EXERCISE DIRECTIONS:
Among the entries below, count each line holding the word "suggestions". Write only the number.

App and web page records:

>>

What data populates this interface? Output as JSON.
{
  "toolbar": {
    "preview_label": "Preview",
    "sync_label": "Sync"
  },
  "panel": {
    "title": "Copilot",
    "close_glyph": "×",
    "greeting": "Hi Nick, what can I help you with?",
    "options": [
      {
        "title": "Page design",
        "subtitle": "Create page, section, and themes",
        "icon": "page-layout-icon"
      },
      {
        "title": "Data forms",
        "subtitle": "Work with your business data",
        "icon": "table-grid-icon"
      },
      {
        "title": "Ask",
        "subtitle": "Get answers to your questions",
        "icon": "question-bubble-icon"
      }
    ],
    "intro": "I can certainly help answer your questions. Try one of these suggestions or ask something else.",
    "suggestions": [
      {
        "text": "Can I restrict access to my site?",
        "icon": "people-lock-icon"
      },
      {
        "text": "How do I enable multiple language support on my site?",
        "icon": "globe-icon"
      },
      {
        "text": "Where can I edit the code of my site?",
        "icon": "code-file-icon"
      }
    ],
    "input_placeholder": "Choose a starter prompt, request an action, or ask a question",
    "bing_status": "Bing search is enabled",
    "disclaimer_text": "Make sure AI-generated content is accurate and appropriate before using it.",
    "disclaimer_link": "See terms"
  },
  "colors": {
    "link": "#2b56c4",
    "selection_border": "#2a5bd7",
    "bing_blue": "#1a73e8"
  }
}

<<
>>

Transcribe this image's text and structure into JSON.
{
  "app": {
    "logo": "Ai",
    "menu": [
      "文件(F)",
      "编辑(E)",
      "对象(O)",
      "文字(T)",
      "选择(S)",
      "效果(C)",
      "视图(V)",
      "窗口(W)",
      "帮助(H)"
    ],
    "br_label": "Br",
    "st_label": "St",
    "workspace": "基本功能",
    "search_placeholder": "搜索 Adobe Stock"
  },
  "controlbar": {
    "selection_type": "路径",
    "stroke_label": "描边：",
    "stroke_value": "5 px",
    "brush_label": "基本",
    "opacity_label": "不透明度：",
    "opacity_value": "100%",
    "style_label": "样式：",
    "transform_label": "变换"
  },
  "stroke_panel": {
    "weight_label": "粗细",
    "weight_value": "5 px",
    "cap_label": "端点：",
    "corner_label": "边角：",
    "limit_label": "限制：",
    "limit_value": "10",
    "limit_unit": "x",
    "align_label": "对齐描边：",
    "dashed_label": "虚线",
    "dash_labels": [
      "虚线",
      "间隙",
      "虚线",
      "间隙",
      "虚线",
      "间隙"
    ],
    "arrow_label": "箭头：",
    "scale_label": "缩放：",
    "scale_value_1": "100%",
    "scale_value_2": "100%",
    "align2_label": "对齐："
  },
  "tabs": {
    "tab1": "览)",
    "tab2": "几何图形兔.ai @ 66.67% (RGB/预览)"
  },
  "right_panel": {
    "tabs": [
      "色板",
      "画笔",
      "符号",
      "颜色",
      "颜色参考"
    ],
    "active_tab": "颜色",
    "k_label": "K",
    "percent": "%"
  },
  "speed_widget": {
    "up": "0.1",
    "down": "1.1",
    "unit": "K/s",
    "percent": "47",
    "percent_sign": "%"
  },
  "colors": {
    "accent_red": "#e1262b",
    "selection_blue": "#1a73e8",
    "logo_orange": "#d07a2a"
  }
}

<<
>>

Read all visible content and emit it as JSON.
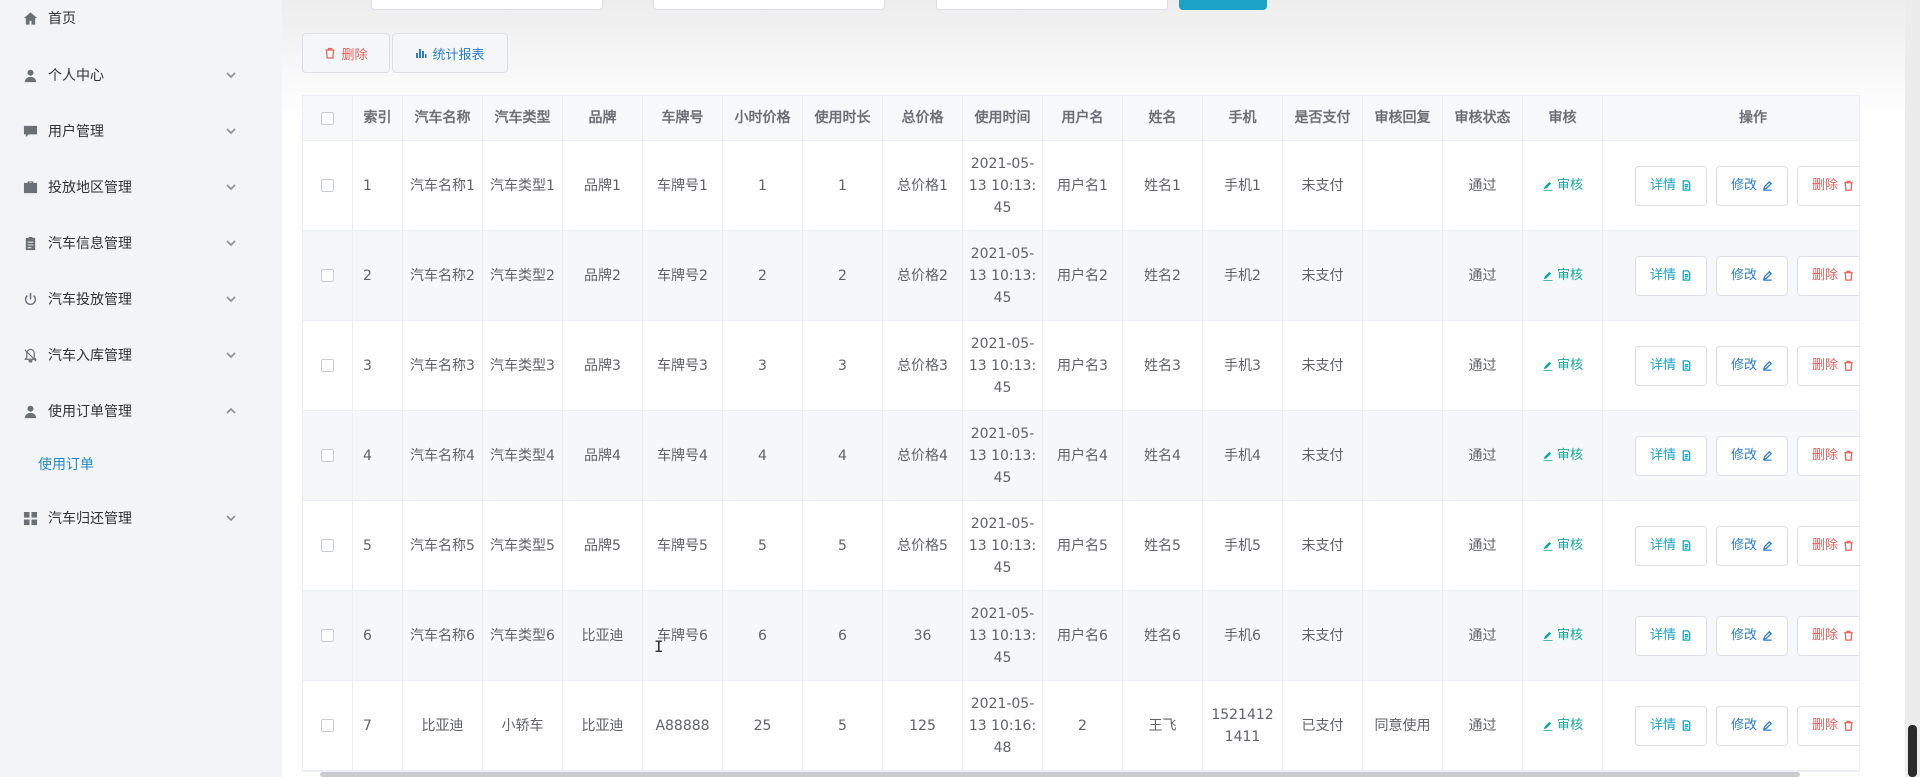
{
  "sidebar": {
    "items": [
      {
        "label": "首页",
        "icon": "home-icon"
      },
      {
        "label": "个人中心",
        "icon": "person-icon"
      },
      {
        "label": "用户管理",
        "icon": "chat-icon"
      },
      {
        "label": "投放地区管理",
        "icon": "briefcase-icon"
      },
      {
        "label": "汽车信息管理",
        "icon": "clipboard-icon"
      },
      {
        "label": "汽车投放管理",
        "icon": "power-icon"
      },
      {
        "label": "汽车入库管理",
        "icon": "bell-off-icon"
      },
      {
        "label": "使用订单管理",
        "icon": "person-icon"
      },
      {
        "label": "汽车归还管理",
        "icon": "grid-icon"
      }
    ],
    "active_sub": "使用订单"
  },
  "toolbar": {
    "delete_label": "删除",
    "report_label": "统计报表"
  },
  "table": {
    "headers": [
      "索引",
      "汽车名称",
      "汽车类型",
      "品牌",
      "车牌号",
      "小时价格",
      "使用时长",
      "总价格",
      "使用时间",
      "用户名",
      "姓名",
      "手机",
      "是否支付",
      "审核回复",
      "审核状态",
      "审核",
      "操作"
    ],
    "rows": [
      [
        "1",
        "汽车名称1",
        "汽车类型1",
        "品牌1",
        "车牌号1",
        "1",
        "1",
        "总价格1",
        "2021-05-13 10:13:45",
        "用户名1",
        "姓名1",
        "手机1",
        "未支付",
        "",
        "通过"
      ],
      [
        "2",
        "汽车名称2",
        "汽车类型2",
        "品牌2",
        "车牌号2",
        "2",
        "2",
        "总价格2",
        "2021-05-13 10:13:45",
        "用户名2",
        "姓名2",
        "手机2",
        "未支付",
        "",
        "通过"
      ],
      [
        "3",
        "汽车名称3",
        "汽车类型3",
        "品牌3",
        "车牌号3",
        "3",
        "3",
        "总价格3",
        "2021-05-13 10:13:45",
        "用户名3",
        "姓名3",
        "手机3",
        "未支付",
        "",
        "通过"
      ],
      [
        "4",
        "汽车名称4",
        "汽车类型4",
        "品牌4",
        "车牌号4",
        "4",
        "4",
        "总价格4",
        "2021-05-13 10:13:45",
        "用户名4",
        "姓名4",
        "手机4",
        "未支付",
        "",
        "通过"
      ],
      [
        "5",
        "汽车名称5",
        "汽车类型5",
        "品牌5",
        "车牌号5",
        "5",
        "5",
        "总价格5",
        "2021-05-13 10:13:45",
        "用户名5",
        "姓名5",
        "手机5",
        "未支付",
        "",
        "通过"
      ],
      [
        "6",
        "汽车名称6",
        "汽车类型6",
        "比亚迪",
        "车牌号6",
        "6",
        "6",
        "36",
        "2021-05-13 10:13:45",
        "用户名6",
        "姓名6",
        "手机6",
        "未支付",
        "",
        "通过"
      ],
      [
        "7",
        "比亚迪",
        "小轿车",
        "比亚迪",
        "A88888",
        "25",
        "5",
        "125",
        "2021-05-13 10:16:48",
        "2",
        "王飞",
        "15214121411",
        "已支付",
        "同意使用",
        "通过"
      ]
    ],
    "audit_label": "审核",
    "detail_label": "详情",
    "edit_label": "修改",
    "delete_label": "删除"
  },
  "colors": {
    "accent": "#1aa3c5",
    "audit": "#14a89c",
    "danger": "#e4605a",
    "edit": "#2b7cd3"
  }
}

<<

SOLUTION TO THIS TASK:
2